Today we’d like to introduce you to Monica Lage.
Monica, please share your story with us. How did you get to where you are today?
The idea for Break Into Business was born when I was a senior in college, studying business at Queen’s University in Kingston, Ontario. During my four years in the program, I had completely fallen in love with the business, and was off to a great career in Management Consulting after graduation with a global firm, The Boston Consulting Group.
I was so glad that I had chosen to pursue Business but also knew that it could have turned out differently. Neither of my parents worked in the business world, and I’d had very little exposure to business before college. I had chosen business by default because I was good at math, but wasn’t interested in engineering. I realized that this was a huge problem – we needed to teach kids about business MUCH earlier. Not only did I believe that they would benefit greatly from the knowledge, I also knew that business could be so. much. fun. if taught right.
My best friend, Alyssa, and I got to work and convinced the Director of our Business School to let us launch a business-themed summer camp on campus. Break Into Business was born that summer with our first class of 30 students, and we fell in love. In the coming years, we both took time off of our demanding careers to travel back to our undergrad campus and run Break Into Business – our colleagues thought we were crazy to use our vacation to run a summer camp. This persisted for several years until I went off to Harvard Business School and Alyssa launched her own successful venture, Ratehub.ca. Although we stopped running Break Into Business, it stayed close to both of our hearts.
Fast forward a few years later… my husband and I moved to Atlanta and knew that we would be here for the foreseeable future. My first priority was to launch Break Into Business and see what would happen. Once again I used my vacation time to run a pilot program in the summer of 2013, and it was a hit. We have grown organically from there. In 2018 we will serve over 250 students age 9-14 in our summer B.camps and will also partner with several organizations who license our material to use with their own students.
Overall, has it been relatively smooth? If not, what were some of the struggles along the way?
One of my goals for my students is to teach them that entrepreneurship is “hard but worth it”. I don’t want them to walk away with a glamorized view of the process, so we are very intentional about letting them work through problems and fight their own battles. This makes their success all the sweeter.

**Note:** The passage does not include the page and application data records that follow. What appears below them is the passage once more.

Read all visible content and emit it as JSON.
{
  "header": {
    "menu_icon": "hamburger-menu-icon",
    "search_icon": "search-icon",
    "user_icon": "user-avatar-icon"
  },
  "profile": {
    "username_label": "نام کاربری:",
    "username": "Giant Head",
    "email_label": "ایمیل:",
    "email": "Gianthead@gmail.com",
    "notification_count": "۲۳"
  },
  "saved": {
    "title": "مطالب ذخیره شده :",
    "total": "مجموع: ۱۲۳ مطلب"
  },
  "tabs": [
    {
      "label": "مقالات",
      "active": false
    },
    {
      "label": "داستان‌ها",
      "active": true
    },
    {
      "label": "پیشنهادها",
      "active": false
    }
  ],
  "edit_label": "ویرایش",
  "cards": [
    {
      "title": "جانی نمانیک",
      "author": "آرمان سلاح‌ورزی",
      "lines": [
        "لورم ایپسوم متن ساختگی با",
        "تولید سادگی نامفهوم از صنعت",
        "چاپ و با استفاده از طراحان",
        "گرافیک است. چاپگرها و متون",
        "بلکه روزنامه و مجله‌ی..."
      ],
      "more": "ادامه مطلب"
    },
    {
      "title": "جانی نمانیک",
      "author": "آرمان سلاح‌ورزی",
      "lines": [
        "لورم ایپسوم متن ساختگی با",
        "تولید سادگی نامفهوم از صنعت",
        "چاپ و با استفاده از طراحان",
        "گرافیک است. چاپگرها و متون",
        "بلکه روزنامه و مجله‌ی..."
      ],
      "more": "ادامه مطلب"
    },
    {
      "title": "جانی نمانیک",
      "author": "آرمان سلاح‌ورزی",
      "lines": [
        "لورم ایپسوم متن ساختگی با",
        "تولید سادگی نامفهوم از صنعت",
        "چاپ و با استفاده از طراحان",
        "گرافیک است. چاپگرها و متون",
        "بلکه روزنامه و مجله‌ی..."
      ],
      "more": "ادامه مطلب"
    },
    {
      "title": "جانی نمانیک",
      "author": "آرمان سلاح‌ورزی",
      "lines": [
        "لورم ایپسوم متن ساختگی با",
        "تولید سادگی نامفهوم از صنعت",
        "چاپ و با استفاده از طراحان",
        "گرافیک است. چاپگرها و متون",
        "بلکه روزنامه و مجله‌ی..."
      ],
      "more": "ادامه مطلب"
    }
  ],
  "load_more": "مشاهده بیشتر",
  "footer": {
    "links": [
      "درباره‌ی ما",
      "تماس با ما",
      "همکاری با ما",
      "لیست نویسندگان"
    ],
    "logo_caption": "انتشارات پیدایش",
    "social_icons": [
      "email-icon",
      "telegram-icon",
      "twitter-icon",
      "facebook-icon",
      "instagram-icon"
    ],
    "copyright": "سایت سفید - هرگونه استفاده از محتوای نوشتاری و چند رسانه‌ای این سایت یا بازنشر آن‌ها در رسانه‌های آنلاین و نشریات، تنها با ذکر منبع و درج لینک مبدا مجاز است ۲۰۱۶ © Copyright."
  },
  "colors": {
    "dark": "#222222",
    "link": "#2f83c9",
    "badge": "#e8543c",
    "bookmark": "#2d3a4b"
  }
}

In the same way, launching Break Into Business has definitely been hard but worth it for me. In the first year, finding kids to participate was a huge challenge – it’s hard to break into a totally new community! Finding the right venue partners is another challenge as we grow each year. Like every entrepreneur, I have good days and bad days. Ultimately when I see the success and progress of my students, I remember why I fight through.
Alright – so let’s talk business. Tell us about Break Into Business – what should we know?

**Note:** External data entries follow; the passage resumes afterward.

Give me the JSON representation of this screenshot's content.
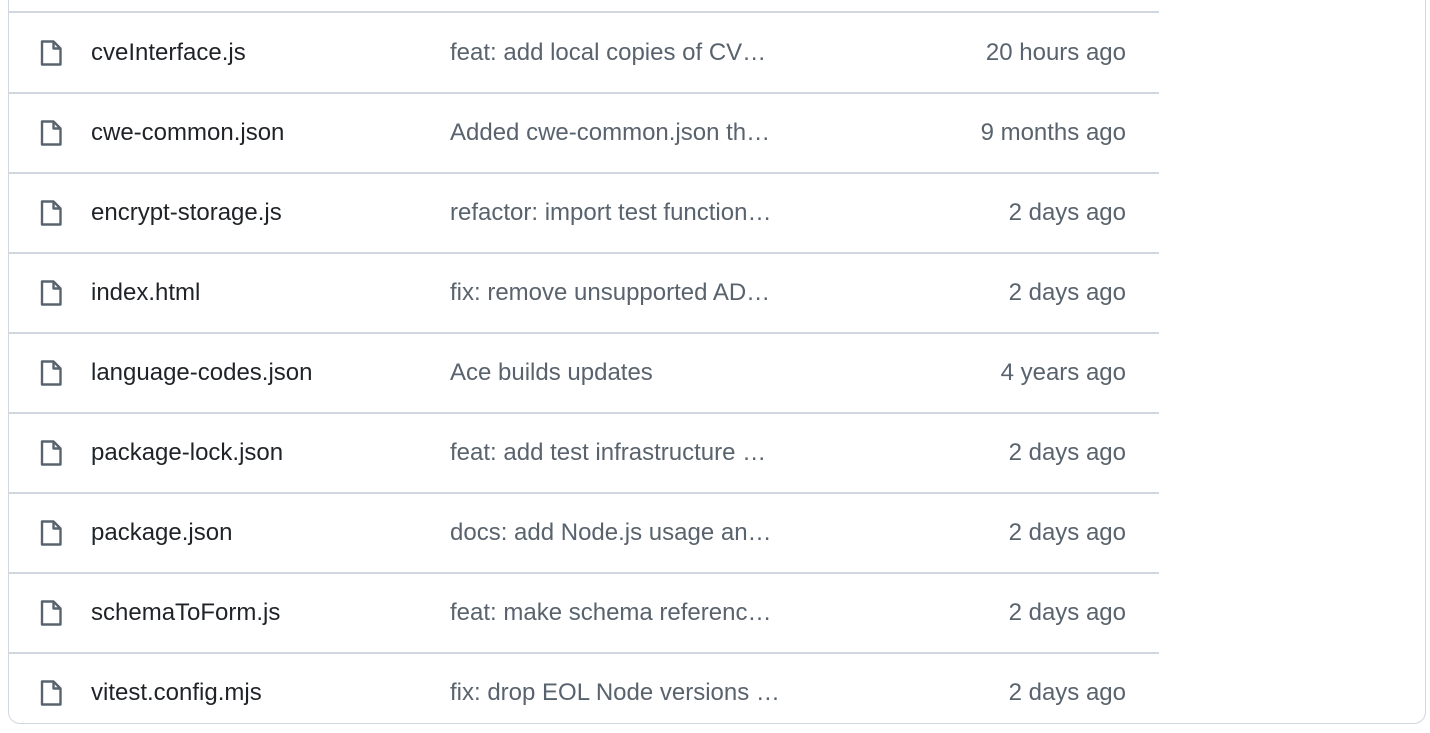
{
  "files": [
    {
      "icon": "file-icon",
      "name": "cveInterface.js",
      "message": "feat: add local copies of CV…",
      "time": "20 hours ago"
    },
    {
      "icon": "file-icon",
      "name": "cwe-common.json",
      "message": "Added cwe-common.json th…",
      "time": "9 months ago"
    },
    {
      "icon": "file-icon",
      "name": "encrypt-storage.js",
      "message": "refactor: import test function…",
      "time": "2 days ago"
    },
    {
      "icon": "file-icon",
      "name": "index.html",
      "message": "fix: remove unsupported AD…",
      "time": "2 days ago"
    },
    {
      "icon": "file-icon",
      "name": "language-codes.json",
      "message": "Ace builds updates",
      "time": "4 years ago"
    },
    {
      "icon": "file-icon",
      "name": "package-lock.json",
      "message": "feat: add test infrastructure …",
      "time": "2 days ago"
    },
    {
      "icon": "file-icon",
      "name": "package.json",
      "message": "docs: add Node.js usage an…",
      "time": "2 days ago"
    },
    {
      "icon": "file-icon",
      "name": "schemaToForm.js",
      "message": "feat: make schema referenc…",
      "time": "2 days ago"
    },
    {
      "icon": "file-icon",
      "name": "vitest.config.mjs",
      "message": "fix: drop EOL Node versions …",
      "time": "2 days ago"
    }
  ]
}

Break Into Business is an organization that coaches young people to launch real businesses. We are motivated by a belief that business unlocks potential in a powerful way. Our summer B.camps are our largest program. At B.camp, our entrepreneur’s age 9-14 move from idea to pitch to a profitable business in 5 short days. It’s an action-packed week with focused sprints on idea generation, market research, brand creation, promotional strategy, budget crunching, and going to market.
We also run an advanced program called the Accelerator. During this fall program, B.camp grads work on their next ventures. Our top 5 entrepreneurs from this group will pitch for $1500 in real funding at the High Museum on Sun 2/25 at our biggest event of the year: The Final Pitch. We also increasingly train rockstar educators in schools and other organizations to run Break Into Business programs with their own populations.

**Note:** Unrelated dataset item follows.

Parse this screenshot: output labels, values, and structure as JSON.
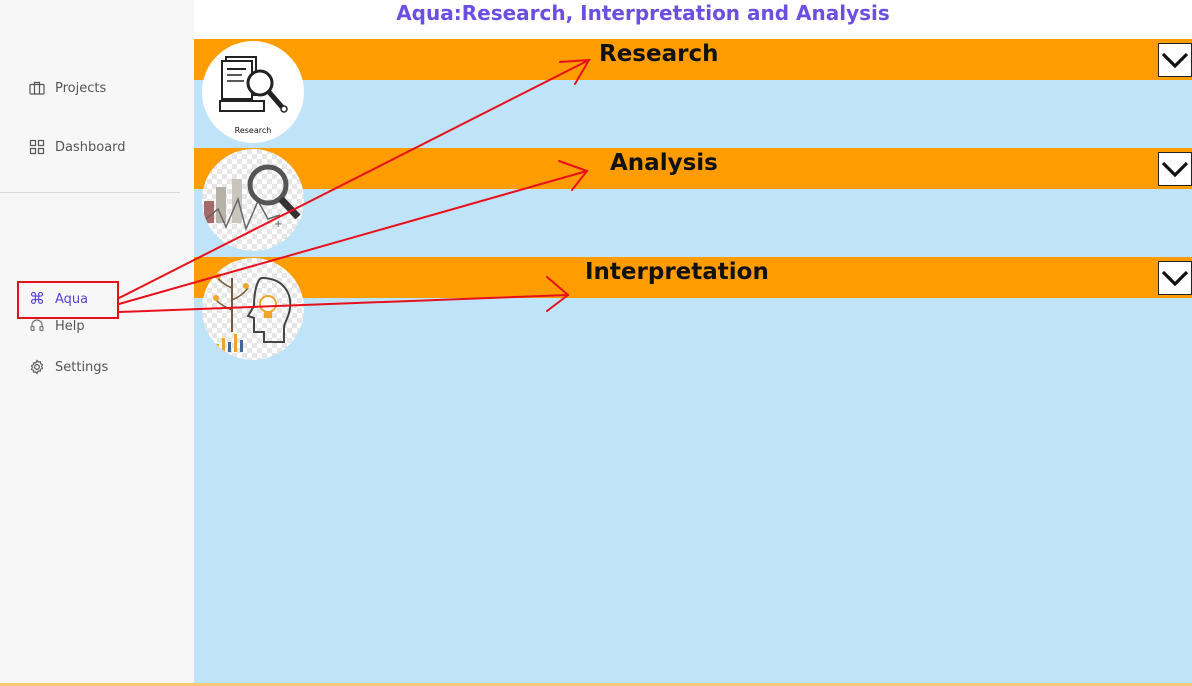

What makes us unique is our focus on doing things that are REAL. No business plan competitions at Break Into Business. Our kids are working with real money: swiping credit cards and pitching to investors for seed funds. Young people jump at the opportunity to do things that people don’t always think possible of a middle schooler. We provide the training, support, and environment, and they run with it.
Any shoutouts? Who else deserves credit in this story – who has played a meaningful role?
We have had so many partners throughout this journey. Alyssa my co-founder is still involved as a thought partner and source of great encouragement. We have been a close member of the Plywood People community in Atlanta for over 3 years, and have benefited greatly from the connections and resources that they provide. We really couldn’t make Break Into Business happen without an incredible community of summer venue partners who have jumped in to support our mission.
This year’s list includes Atlanta Tech Village, the Chick-fil-A Support Center, Roam Workplace, Booster Headquarters, WeWork, ATDC @ Georgia Tech, ADAC Design Center, and Ponce City Market. Can you imagine more exciting environments in which to learn about entrepreneurship??
- Tuition for our summer programs ranges between $445-$470/week. We offer a limited number of need-based scholarships to motivated entrepreneurs.
- Website: www.breakintobusiness.com
- Email: firstname.lastname@example.org
- Instagram: @breakintobusiness
- Facebook: facebook.com/breakintobusiness